School of Electronic Engineering and Computer Science

PhD in Studentship in Artificial Intelligence and Music

Application closing date: 21/06/2019
Start date: Sept 2019
Research group: Centre for Doctoral Training in Artificial Intelligence and Music (AIM)

Duration: 3 years
Funding available

School of Electronic Engineering and Computer Science
4-year PhD Studentship in Artificial Intelligence and Music

A fully funded PhD position is available in the UKRI Centre for Doctoral Training in Artificial Intelligence and Music (AIM) in collaboration with Steinberg Media Technologies GmbH, focussing on Optical Music Recognition (OMR) and Deep Learning.

Why apply to the AIM Programme?

  • 4-year fully-funded PhD studentship
  • Access to cutting-edge facilities and expertise in artificial intelligence (AI) and music/audio technology
  • Comprehensive technical training at the intersection of AI and music through a personalised programme
  • Partnerships with over 20 companies and cultural institutions in the music, audio and creative sectors

More information on the AIM Programme can be found at:


PhD Topic: Optical Music Recognition using Deep Learning
in collaboration with Steinberg Media Technologies GmbH
The proposed PhD focuses on developing novel techniques for optical music recognition (OMR) using Deep Neural Networks (DNN). The research will be carried out in collaboration with Steinberg Media Technologies opening the opportunity to work with and test the research outcomes in leading music notation software such as Dorico ( 

Musicians, composer, arrangers, orchestrators and other users of music notation have long had a dream that they could simply take a photo or use a scan of sheet music and bring it into a music notation application to be able to make changes, rearrange, transpose, or simply listen to being played by the computer. The PhD aims to investigate and demonstrate a novel approach to converting images of sheet music into a semantic representation such as MusicXML and/or MEI.

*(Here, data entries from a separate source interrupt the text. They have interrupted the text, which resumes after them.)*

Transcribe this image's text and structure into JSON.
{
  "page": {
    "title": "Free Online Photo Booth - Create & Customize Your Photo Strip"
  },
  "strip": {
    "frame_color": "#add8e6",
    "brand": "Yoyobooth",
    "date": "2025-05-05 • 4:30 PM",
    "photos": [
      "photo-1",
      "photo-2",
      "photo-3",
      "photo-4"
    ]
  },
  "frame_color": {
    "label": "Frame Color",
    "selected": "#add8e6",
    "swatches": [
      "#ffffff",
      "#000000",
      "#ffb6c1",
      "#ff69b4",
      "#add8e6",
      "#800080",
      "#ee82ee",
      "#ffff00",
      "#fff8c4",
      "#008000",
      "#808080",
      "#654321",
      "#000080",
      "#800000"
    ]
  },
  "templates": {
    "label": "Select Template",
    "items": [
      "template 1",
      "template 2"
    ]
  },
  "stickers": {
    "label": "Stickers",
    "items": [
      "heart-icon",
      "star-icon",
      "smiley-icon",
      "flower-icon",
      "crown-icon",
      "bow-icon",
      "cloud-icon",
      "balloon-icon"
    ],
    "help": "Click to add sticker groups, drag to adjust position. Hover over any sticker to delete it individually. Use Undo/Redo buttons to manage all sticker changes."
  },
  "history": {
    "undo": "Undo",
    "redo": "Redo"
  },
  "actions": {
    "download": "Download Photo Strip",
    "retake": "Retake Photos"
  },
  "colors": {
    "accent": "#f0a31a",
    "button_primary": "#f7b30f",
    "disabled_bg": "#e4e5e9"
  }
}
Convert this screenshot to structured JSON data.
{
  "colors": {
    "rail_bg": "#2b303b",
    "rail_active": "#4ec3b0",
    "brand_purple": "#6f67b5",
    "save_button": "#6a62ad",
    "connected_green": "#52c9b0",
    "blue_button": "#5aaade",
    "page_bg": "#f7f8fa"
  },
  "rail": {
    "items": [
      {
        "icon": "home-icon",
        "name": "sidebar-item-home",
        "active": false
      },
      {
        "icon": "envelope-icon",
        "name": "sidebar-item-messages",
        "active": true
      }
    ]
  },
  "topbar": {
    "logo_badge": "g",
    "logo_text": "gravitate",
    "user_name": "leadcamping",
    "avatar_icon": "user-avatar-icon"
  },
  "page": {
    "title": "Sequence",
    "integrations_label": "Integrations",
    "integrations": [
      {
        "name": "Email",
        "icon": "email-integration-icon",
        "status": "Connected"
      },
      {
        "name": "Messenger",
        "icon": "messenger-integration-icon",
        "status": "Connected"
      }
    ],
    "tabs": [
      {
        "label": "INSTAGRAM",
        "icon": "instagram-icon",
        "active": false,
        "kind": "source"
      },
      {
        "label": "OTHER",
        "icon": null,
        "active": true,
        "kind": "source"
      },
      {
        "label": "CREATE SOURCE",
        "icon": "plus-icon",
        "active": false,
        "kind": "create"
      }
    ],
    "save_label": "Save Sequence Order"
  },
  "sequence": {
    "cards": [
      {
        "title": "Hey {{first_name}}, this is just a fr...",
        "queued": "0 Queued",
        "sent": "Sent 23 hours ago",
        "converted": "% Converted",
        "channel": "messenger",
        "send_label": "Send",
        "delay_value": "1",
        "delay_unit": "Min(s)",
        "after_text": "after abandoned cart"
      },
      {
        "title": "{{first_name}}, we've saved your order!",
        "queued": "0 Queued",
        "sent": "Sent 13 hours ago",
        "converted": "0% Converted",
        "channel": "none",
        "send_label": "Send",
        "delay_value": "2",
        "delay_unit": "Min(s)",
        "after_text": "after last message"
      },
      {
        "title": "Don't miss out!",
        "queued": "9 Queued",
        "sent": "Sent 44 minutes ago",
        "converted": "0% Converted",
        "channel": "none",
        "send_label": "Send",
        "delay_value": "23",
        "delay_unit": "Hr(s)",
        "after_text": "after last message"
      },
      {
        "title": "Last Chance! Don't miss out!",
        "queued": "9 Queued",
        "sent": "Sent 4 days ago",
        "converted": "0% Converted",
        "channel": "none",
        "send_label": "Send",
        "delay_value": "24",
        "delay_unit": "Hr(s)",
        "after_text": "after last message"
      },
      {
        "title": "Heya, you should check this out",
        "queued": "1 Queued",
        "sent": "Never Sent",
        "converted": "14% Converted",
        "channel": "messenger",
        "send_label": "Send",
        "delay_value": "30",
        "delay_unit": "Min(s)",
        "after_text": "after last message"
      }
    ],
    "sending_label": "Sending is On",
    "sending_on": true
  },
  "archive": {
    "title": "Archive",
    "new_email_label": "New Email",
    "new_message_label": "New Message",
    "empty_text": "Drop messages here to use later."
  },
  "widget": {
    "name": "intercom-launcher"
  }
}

The research will be carried out in the context of designing a music recognition engine capable of ingesting, optically correcting, processing and recognising multiple pages of handwritten or music from image captured by mobile phone, or low-resolution copyright-free scans from the International Music Score Library Project (IMSLP). The main objective is outputting semantic mark-up identifying as many notational elements and text as possible, along with the relationship to their position in the original image. Prior solutions have used algorithmic approaches and have involved layers of algorithmic rules applied to traditional feature detection techniques such as edge detection. An opportunity exists to develop and evaluate new approaches based on DNN and other machine learning techniques. 

State-of-the-art Optical Music Recognition (OMR) is already able to recognise clean sheet music with very high accuracy, but fixing the remaining errors may take just as long, if not longer, than transcribing the music into notation software by hand. A new method that can improve recognition rates will allow users who are not so adept at inputting notes into a music notation application to get better results quicker. Another challenge to tackle is the variability in quality of input (particularly from images captured from smartphones) and how best to preprocess the images to improve the quality of recognition for subsequent stages of the pipeline.

The application of cutting edge techniques in data science, including machine learning, particularly convolutional neural networks (CNN) may yield better results than traditional methods. To this end, research will start from testing VGG like architectures ( and residual networks (e.g. ResNet, for the recognition of handwritten and/or low-resolution printed sheet music. The same techniques may also prove useful in earlier stages of the pipeline such as document detection and feature detection. It would be desirable to recognise close to all individual objects in the score.

One of the first objectives will be to establish the methodology for determining the differences between the reference data and the recognised data. Furthermore data augmentation can be supported by existing Steinberg software. The ideal candidate would have previous experience of training machine learning models and would be familiar with Western music notation. Being well versed in image acquisition, processing techniques, and computer vision would be a significant advantage. 

AIM Programme structure
Our Centre for Doctoral Training (CDT) offers a four-year training programme where students will carry out a PhD in the intersection of AI and music, supported by taught specialist modules, industrial placements, and skills training. Find out more about the programme structure at:

Who can apply?
We are on the lookout for the best and brightest students interested in the intersection of music/audio technology and AI. Successful applicants will have the following profile:

  • Hold or be completing a Masters degree at distinction or first class level, or equivalent, in Computer Science, Electronic Engineering, Music/Audio Technology, Physics, Mathematics, or Psychology.
  • Programming skills are strongly desirable; however, we do not consider this to be an essential criterion if candidates have complementary strengths.
  • Formal music training is desirable, but not a prerequisite.

For the above PhD topic, we are offering a scholarship to both ordinarily resident in the UK and international students.

This is a fully-funded 4-year PhD studentship starting in September 2019 which will cover the cost of tuition fees and will provide an annual tax-free stipend of £17,009. The CDT will also provide funding for conference travel, equipment, and for attending other CDT-related events.

Apply Now
Information on applications and PhD topics can be found at:

Application deadline: 21 June 2019

For further information on eligibility, funding and the application process please visit our website. Please email any questions to